3

I believe it's partly alexeypegov's answer of distinctiveness, but also historical reasons. The first typewriters, which also had the first QWERTY keyboard, only supported upper case letters.


3

It was common knowledge that humans read words as a shape until Ph. D Susan Weinschenk informed the community in her article 100 Things You Should Know About People: #19 — It’s a Myth That All Capital Letters Are Inherently Harder to Read that the shape theory is wrong: It’s parallel letter recognition, not word shape — The old theory on word shapes ...


2

Back in the day these were quite common so perhaps has become a form of an anti-pattern. But you are correct, these are actually punctuation characters...not visual arrows. So it is awkward to have them read out-loud in a screen reader (or view them if you are French). Today, I'd argue, we can do much better with CSS. Create the arrow icon as you see fit ...


2

Using black text on white background can obviously make your screen contrast. To make your screen comfortable to view, you can change the brightness and apply for an app called F.lux. This is a freeware to make your computer color automatically changed by the time of day, no-glare on your eyes. Actually the color is not the point, the time on staring at it ...

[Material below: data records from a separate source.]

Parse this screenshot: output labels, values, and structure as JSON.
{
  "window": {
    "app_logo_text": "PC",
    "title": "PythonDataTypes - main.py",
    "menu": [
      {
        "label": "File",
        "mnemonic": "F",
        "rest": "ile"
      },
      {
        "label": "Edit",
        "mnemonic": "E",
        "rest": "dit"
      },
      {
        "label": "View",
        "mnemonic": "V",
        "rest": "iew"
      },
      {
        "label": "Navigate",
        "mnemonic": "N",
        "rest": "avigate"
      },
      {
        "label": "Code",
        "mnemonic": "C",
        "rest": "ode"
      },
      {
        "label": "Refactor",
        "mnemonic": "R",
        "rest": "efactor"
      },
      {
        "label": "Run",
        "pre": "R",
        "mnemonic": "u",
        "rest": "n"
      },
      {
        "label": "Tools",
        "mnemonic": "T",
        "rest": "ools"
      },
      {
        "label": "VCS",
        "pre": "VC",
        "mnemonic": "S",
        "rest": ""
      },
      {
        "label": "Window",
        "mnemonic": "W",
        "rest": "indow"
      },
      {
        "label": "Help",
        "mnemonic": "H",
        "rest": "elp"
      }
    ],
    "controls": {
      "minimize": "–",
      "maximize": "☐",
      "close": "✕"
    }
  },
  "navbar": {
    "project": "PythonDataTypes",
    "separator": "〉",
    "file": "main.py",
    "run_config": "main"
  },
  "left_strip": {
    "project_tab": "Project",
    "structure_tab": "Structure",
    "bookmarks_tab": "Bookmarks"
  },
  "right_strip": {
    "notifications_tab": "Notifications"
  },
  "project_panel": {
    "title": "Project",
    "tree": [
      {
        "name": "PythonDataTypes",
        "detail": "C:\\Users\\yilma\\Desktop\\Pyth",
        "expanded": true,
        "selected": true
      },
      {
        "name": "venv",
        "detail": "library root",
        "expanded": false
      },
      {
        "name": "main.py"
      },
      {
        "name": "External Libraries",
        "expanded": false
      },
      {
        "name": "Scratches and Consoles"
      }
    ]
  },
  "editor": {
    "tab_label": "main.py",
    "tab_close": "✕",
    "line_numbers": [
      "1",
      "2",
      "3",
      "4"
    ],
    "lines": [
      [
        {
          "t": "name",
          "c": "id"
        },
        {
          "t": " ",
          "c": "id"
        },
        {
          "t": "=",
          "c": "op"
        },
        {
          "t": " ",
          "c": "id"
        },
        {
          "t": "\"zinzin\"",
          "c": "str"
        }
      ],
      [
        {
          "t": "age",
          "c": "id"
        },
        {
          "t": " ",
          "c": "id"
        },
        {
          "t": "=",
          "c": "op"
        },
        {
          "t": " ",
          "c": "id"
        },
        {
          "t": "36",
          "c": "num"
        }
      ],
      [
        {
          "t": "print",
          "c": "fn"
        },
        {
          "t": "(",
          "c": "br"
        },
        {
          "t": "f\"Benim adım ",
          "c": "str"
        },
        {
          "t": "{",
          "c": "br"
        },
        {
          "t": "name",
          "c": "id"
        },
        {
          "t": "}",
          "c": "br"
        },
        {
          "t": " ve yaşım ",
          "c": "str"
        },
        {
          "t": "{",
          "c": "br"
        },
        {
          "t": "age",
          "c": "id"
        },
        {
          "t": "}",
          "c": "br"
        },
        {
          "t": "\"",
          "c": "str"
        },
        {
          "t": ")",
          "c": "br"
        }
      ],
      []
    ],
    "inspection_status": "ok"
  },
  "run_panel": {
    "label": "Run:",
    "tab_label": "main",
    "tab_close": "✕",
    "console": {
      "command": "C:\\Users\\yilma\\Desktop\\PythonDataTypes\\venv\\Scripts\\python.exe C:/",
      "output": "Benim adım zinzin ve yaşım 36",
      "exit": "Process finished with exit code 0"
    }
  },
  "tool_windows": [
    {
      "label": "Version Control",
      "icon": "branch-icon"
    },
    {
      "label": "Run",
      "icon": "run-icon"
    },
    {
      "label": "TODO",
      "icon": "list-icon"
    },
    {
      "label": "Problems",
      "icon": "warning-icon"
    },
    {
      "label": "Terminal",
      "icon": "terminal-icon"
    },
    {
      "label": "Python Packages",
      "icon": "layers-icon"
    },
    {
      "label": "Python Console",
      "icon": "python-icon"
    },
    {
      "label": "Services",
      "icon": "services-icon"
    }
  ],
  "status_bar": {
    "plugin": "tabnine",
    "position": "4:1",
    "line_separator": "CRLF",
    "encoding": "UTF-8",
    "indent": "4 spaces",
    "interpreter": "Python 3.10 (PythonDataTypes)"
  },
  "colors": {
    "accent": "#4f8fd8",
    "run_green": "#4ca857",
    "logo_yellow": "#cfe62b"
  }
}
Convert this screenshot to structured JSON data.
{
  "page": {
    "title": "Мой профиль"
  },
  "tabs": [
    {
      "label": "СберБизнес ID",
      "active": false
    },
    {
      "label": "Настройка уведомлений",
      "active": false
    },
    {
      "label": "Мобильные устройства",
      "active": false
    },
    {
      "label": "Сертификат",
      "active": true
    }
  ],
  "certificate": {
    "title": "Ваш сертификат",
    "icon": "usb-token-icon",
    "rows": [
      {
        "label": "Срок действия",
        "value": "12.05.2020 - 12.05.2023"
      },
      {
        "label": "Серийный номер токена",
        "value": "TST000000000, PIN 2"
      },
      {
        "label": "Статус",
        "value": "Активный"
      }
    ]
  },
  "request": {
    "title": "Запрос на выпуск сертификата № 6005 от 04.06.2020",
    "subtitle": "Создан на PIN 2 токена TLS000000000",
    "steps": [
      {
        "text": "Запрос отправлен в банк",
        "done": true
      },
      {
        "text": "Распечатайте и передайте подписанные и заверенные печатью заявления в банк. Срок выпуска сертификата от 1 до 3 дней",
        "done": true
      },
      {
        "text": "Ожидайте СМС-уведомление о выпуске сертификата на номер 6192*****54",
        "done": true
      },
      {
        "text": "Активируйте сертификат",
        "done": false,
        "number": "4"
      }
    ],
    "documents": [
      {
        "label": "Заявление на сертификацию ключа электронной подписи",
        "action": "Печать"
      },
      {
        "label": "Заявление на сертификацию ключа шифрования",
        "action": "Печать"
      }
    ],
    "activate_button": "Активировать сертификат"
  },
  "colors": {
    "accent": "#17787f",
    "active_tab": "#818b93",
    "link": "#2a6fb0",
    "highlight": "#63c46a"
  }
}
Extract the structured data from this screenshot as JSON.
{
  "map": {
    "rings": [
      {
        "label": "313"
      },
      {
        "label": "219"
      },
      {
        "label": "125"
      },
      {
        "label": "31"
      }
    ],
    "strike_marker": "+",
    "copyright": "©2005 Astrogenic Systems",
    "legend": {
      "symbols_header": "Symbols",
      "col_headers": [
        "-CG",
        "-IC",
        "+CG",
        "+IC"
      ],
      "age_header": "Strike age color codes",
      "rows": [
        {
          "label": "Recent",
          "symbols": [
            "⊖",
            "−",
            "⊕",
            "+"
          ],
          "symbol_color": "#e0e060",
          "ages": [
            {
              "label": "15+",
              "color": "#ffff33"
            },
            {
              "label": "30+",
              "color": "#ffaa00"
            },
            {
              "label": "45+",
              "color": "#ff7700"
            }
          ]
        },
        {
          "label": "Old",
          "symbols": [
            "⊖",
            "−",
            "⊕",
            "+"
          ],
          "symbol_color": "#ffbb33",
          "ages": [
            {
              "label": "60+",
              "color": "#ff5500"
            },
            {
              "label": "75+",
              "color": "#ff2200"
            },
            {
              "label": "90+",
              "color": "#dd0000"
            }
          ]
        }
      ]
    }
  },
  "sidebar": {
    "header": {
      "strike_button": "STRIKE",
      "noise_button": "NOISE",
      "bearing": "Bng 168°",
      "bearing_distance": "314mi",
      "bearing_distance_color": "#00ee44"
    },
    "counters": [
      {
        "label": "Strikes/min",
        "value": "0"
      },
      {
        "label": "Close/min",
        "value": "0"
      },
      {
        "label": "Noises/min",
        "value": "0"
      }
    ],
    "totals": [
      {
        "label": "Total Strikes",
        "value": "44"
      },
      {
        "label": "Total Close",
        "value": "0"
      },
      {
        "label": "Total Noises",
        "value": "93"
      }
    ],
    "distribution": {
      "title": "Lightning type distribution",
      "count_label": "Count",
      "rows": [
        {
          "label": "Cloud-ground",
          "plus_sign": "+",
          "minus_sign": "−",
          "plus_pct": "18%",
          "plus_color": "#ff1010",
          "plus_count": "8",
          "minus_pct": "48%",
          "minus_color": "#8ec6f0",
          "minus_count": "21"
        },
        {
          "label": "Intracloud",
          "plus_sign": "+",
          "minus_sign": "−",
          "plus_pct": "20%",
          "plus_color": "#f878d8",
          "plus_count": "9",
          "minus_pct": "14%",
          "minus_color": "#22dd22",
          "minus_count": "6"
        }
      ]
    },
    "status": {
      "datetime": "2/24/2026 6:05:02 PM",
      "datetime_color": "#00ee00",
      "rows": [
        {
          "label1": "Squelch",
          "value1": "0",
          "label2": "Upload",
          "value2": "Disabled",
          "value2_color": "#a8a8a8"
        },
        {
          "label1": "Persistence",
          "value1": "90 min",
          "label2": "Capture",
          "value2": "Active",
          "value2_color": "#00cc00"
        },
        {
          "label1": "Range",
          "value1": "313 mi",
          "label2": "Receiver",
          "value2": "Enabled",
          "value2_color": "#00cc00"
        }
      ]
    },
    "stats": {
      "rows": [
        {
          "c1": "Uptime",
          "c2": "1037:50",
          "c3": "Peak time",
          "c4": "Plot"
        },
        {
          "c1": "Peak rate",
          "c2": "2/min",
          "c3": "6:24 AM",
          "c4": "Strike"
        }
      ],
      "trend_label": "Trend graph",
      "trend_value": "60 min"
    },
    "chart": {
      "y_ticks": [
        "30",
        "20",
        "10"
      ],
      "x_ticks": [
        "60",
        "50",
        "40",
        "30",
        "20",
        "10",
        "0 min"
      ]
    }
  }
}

2

Black text is not the problem. Glaring white background is. That background glare is the cause of eye-strain. Grey text just makes that worse as users often strain to read - which is why grey text often takes longer to read than black text. In fact, many people can "see" a whole page of black text and get a sense of the message in an instant - almost ...


2

You could be really aggressive and actually block admin users from entering titles longer than the maximum space you think they should take up. The down side is that this will make your system less flexible (there will always be genuine use cases for long titles), and create a negative experience for your admin users. Not good. Helpful hints can guide users ...


2

You asked which is "better" and the Evil Closet Monkey cited an excellent article on legibility. But another interpretation of "better" concerns how the font will affect the reader's perception of the credibility of the information presented. This article notes a study that found certain Serif fonts created a slight increase of confidence for the reader ...


2

A few rules of thumb: I recommended providing at least two themes - dark on light and light on dark as some users may not be able to read one of the two. For light on dark, make sure the contrast isn't too high (e.g. use grey on black, not white on black). Make sure the contrast between the intensity of foreground and the intensity of the background is ...


2

There is no rationale to the best of my knowledge. It's a convention — one that's different in different places. For example in the UK it's much more common to see spaces or thin-spaces around em-dashes, or a spaced en-dash used instead of the closed em-dash. Long discussion on variations and what different style guides say at ...


2

In my experience in French, a language that makes common use of guillemets, you would have no confusion using « and » as previous and next page links respectively, and giving the arrows affordance (such as boxing them in the same way as the page numbers, as the examples Mark Nugent provides) would absolutely ensure it. Your biggest challenge, as others have ...


2

To answer the question you would need to look at two things in particular: Best practice for bullet points Optimal length of characters per line Best practice would suggest that the purpose of a bullet point is to summarize or create an easily scannable list of items. The more you increase the length of the content in that bullet point item, the more you ...


1

The most obvious explanation is that most people don’t care about correct punctuation marks in this respect—but people do care about having spelling corrected. People often have strong feelings about spelling autocorrect, but we don’t often see them complaining about "..." versus “...”. Moreover, such issues are mostly relevant in documents to be ...



Only top voted, non community-wiki answers of a minimum length are eligible